* **EXERCISE REQUIREMENTS**
Please copy out all lines of the entries that contain the word "Betas".

*** Opening DATA IN THIS EXERCISE ***

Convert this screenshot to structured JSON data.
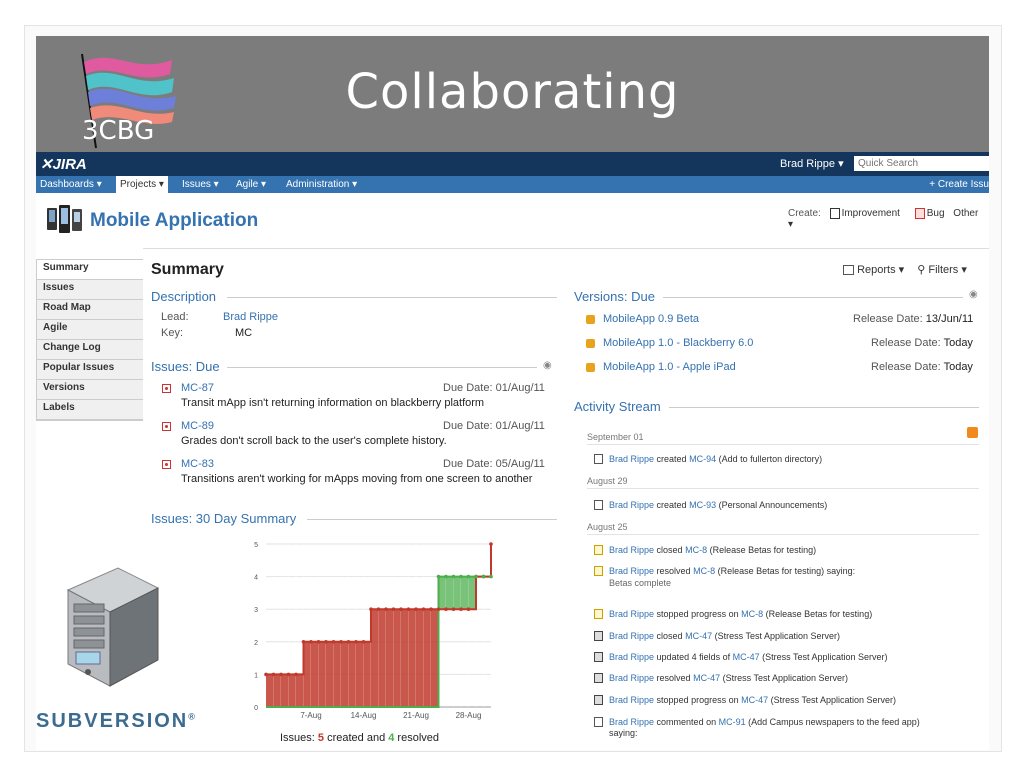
{
  "slide": {
    "title": "Collaborating",
    "logo_text": "3CBG",
    "subversion_text": "SUBVERSION",
    "subversion_mark": "®"
  },
  "jira": {
    "logo_text": "JIRA",
    "user_menu": "Brad Rippe ▾",
    "quick_search_placeholder": "Quick Search",
    "menu": [
      "Dashboards ▾",
      "Projects ▾",
      "Issues ▾",
      "Agile ▾",
      "Administration ▾"
    ],
    "create_issue": "+ Create Issu",
    "project_title": "Mobile Application",
    "create_bar": {
      "label": "Create:",
      "improvement": "Improvement",
      "bug": "Bug",
      "other": "Other ▾"
    },
    "sidebar": [
      "Summary",
      "Issues",
      "Road Map",
      "Agile",
      "Change Log",
      "Popular Issues",
      "Versions",
      "Labels"
    ],
    "summary_heading": "Summary",
    "reports": "Reports ▾",
    "filters": "Filters ▾",
    "description": {
      "heading": "Description",
      "lead_label": "Lead:",
      "lead_value": "Brad Rippe",
      "key_label": "Key:",
      "key_value": "MC"
    },
    "issues_due": {
      "heading": "Issues: Due",
      "items": [
        {
          "key": "MC-87",
          "due": "Due Date: 01/Aug/11",
          "summary": "Transit mApp isn't returning information on blackberry platform"
        },
        {
          "key": "MC-89",
          "due": "Due Date: 01/Aug/11",
          "summary": "Grades don't scroll back to the user's complete history."
        },
        {
          "key": "MC-83",
          "due": "Due Date: 05/Aug/11",
          "summary": "Transitions aren't working for mApps moving from one screen to another"
        }
      ]
    },
    "thirty_day": {
      "heading": "Issues: 30 Day Summary",
      "footer_prefix": "Issues: ",
      "footer_created": "5",
      "footer_mid": " created and ",
      "footer_resolved": "4",
      "footer_suffix": " resolved"
    },
    "versions_due": {
      "heading": "Versions: Due",
      "items": [
        {
          "name": "MobileApp 0.9 Beta",
          "label": "Release Date:",
          "date": "13/Jun/11"
        },
        {
          "name": "MobileApp 1.0 - Blackberry 6.0",
          "label": "Release Date:",
          "date": "Today"
        },
        {
          "name": "MobileApp 1.0 - Apple iPad",
          "label": "Release Date:",
          "date": "Today"
        }
      ]
    },
    "activity": {
      "heading": "Activity Stream",
      "dates": [
        "September 01",
        "August 29",
        "August 25"
      ],
      "entries": [
        {
          "user": "Brad Rippe",
          "action": "created",
          "key": "MC-94",
          "rest": "(Add to fullerton directory)",
          "icon": "improvement"
        },
        {
          "user": "Brad Rippe",
          "action": "created",
          "key": "MC-93",
          "rest": "(Personal Announcements)",
          "icon": "improvement"
        },
        {
          "user": "Brad Rippe",
          "action": "closed",
          "key": "MC-8",
          "rest": "(Release Betas for testing)",
          "icon": "doc"
        },
        {
          "user": "Brad Rippe",
          "action": "resolved",
          "key": "MC-8",
          "rest": "(Release Betas for testing) saying:",
          "extra": "Betas complete",
          "icon": "doc"
        },
        {
          "user": "Brad Rippe",
          "action": "stopped progress on",
          "key": "MC-8",
          "rest": "(Release Betas for testing)",
          "icon": "doc"
        },
        {
          "user": "Brad Rippe",
          "action": "closed",
          "key": "MC-47",
          "rest": "(Stress Test Application Server)",
          "icon": "server"
        },
        {
          "user": "Brad Rippe",
          "action": "updated 4 fields of",
          "key": "MC-47",
          "rest": "(Stress Test Application Server)",
          "icon": "server"
        },
        {
          "user": "Brad Rippe",
          "action": "resolved",
          "key": "MC-47",
          "rest": "(Stress Test Application Server)",
          "icon": "server"
        },
        {
          "user": "Brad Rippe",
          "action": "stopped progress on",
          "key": "MC-47",
          "rest": "(Stress Test Application Server)",
          "icon": "server"
        },
        {
          "user": "Brad Rippe",
          "action": "commented on",
          "key": "MC-91",
          "rest": "(Add Campus newspapers to the feed app)",
          "extra": "saying:",
          "icon": "improvement"
        }
      ]
    }
  },
  "chart_data": {
    "type": "area",
    "title": "",
    "xlabel": "",
    "ylabel": "",
    "ylim": [
      0,
      5
    ],
    "yticks": [
      "0",
      "1",
      "2",
      "3",
      "4",
      "5"
    ],
    "xticks": [
      {
        "label": "7-Aug",
        "day": 7
      },
      {
        "label": "14-Aug",
        "day": 14
      },
      {
        "label": "21-Aug",
        "day": 21
      },
      {
        "label": "28-Aug",
        "day": 28
      }
    ],
    "x": [
      1,
      2,
      3,
      4,
      5,
      6,
      7,
      8,
      9,
      10,
      11,
      12,
      13,
      14,
      15,
      16,
      17,
      18,
      19,
      20,
      21,
      22,
      23,
      24,
      25,
      26,
      27,
      28,
      29,
      30,
      31
    ],
    "series": [
      {
        "name": "created",
        "color": "#c0392b",
        "values": [
          1,
          1,
          1,
          1,
          1,
          2,
          2,
          2,
          2,
          2,
          2,
          2,
          2,
          2,
          3,
          3,
          3,
          3,
          3,
          3,
          3,
          3,
          3,
          3,
          3,
          3,
          3,
          3,
          4,
          4,
          5
        ]
      },
      {
        "name": "resolved",
        "color": "#4cae4c",
        "values": [
          0,
          0,
          0,
          0,
          0,
          0,
          0,
          0,
          0,
          0,
          0,
          0,
          0,
          0,
          0,
          0,
          0,
          0,
          0,
          0,
          0,
          0,
          0,
          4,
          4,
          4,
          4,
          4,
          4,
          4,
          4
        ]
      }
    ]
  },
  "colors": {
    "banner": "#7c7c7c",
    "jira_top": "#14365d",
    "jira_menu": "#3572b0",
    "link": "#3572b0"
  }
}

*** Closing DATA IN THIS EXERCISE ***

* **RESPONSE TO THE EXERCISE**
          "rest": "(Release Betas for testing)",
          "rest": "(Release Betas for testing) saying:",
          "extra": "Betas complete",
          "rest": "(Release Betas for testing)",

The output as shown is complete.